It becomes clear that, through the support of parties that give it the power of outreach, The Future Library reaches and emotionally moves people into action. “[M]ighty alliances”, commented the Guardian, “of pragmatism, imagination, and custodianship are vital as the world wobbles towards an uncertain future.” Trust and solidarity, whether they be in, with, or despite the establishment, are vital ingredients in the face of a global crisis. This is not to say that other, perhaps more disruptive experiments are inferior. Art as activism is too vital in times like these to allow for comparison to damage solidarity. Nonetheless, the accidental activism of The Future Library sets an inspiring example.
So far, Paterson’s tireless community demonstrates trust and solidarity are best bottled and aged over time. Enthusiasm and support for the project have only increased. Will its powers stand the test of time; in the next 91 years? How much of its planted ideals and solidarity may be harvested in 2114?
So far, at least, The Future Library has managed to fix our eyes on the horizon and to truly keep us imagining the future up ahead. We emulate the 100 authors, writing for the readers of 2114. Unlike science fiction authors, currently thinking up dystopias for their readers, the Future Library authors have to harness their full capacity for empathy, language, and communication, and reach over a century to hold a stranger’s hand. When our time capsule of books opens up, what do we want them to say?
The Guardian (2022, June 21). The Guardian view on Oslo’s Future Library: Hope in practice https://www.theguardian.com/commentisfree/2022/jun/21/the-guardian-view-on-oslos-future-library-hope-in-practice Retrieved April 12, 2022, from
Video Transcript of Interview with Katie Paterson. National Galleries, uploaded by National Galleries
NOS (2022, November 5). Ruim 200 klimaatactivisten gearresteerd op Schiphol, alle actievoerders weg. Retrieved April 12, 2022, from https://nos.nl/artikel/2451147-ruim-200-klimaatactivisten-gearresteerd-op-schiphol-alle-actievoerders-weg
Fremeaux, I., & Jordan, J. (2011). We are ‘Nature’ defending itself: Entangling art, activism and autonomous zones (p. 138). Pluto Press.
Dunlap, Alexander. “Book Review of Isabelle Fremeaux & Jay Jordan. 2022. We Are ‘Nature’ Defending Itself: Entangling Art, Activism and Autonomous Zones.” Journal of Political Ecology, vol. 30, no. 1, 2023, p. 3, https://doi.org/10.2458/jpe.5522. Accessed 12 Apr. 2023.
Fremeaux, I., & Jordan, J. (2011). We are ‘Nature’ defending itself: Entangling art, activism and autonomous zones (p. 138). Pluto Press, p. 20.

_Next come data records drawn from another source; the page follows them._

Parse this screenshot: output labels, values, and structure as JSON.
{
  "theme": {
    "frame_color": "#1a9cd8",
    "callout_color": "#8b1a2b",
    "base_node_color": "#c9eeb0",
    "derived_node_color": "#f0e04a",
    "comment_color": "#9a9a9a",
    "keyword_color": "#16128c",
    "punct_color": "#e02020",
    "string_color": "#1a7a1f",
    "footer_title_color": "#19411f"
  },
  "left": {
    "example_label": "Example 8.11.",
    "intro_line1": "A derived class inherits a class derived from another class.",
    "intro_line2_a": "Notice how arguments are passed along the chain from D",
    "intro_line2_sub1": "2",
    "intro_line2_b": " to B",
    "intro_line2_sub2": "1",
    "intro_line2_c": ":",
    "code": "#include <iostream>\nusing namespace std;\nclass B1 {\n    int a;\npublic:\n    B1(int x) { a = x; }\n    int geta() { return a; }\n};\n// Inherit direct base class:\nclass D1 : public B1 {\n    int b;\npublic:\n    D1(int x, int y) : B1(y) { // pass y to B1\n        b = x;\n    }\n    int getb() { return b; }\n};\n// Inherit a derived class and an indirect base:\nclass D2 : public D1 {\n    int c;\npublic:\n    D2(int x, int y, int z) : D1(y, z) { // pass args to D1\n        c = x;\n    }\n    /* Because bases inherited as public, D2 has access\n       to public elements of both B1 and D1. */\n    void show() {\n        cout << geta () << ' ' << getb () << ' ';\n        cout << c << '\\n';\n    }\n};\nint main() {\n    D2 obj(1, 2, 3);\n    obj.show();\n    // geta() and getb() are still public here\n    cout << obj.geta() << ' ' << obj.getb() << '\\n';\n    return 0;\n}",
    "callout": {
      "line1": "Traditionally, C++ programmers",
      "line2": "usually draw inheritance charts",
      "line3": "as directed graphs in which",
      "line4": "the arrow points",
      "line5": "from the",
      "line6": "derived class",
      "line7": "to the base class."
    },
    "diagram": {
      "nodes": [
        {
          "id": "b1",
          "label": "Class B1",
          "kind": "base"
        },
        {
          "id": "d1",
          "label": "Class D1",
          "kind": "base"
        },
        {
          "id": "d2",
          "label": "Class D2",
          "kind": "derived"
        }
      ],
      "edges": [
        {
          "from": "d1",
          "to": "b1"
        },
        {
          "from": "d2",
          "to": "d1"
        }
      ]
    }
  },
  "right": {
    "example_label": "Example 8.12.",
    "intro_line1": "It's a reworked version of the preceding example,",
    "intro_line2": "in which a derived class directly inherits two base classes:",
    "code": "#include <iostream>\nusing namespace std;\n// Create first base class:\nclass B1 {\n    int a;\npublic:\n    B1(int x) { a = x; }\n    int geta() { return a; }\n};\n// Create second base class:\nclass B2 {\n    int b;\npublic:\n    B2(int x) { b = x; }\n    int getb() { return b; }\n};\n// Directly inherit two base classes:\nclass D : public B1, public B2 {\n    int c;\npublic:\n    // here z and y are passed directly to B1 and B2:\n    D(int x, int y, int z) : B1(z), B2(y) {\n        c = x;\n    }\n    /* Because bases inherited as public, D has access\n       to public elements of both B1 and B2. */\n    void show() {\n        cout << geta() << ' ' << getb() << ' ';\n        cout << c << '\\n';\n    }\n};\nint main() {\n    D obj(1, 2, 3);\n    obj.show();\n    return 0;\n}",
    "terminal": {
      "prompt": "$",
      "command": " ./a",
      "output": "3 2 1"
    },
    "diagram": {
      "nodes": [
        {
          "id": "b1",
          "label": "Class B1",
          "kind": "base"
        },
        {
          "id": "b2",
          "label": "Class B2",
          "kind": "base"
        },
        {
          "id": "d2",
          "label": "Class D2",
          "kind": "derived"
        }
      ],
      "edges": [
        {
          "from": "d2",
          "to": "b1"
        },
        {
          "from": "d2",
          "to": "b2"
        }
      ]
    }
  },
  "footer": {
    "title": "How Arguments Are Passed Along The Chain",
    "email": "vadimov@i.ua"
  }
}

Lake, Yvonne. “Art Activism: The Assault on Art from Within.” Areo, 24 Jan. 2019. https://areomagazine.com/2019/01/24/art-activism-the-assault-on-art-from-within/
Kutlaca, Maja, et al. “Friends or Foes? How Activists and Non-activists Perceive and Evaluate Each Other.” PLoS One, vol. 15, no. 4, 2020, https://doi.org/10.1371/journal.pone.0230918. Accessed 12 Apr. 2023.
Moegerlein, Kirsten. Co-designing Rituals for Transitional Times. 2005. RMIT University Melborne, PhD. Nordic Design Research, p.4
Signe Morrison, Susan. “Slow Practice As Ethical Aesthetics
The Ecocritical Strategy of Patience in Geoffrey Chaucer’S The Clerk’S Tale.” Ecozon@, vol. 11, no. 2, 2020, pp. 118-127,
Bio Loren Snel
Loren Snel (b. 1992) is a writer, essayist, translator, and editor. She has published at Hard//hoofd, Seizoenszine and rekto:verso magazine, among others. In 2022, she was nominated for de Prijs voor de Jonge Kunstkritiek (The Prize for Young Art Criticism). Her debut novel Muze will be published in September 2023. Website of Loren Snel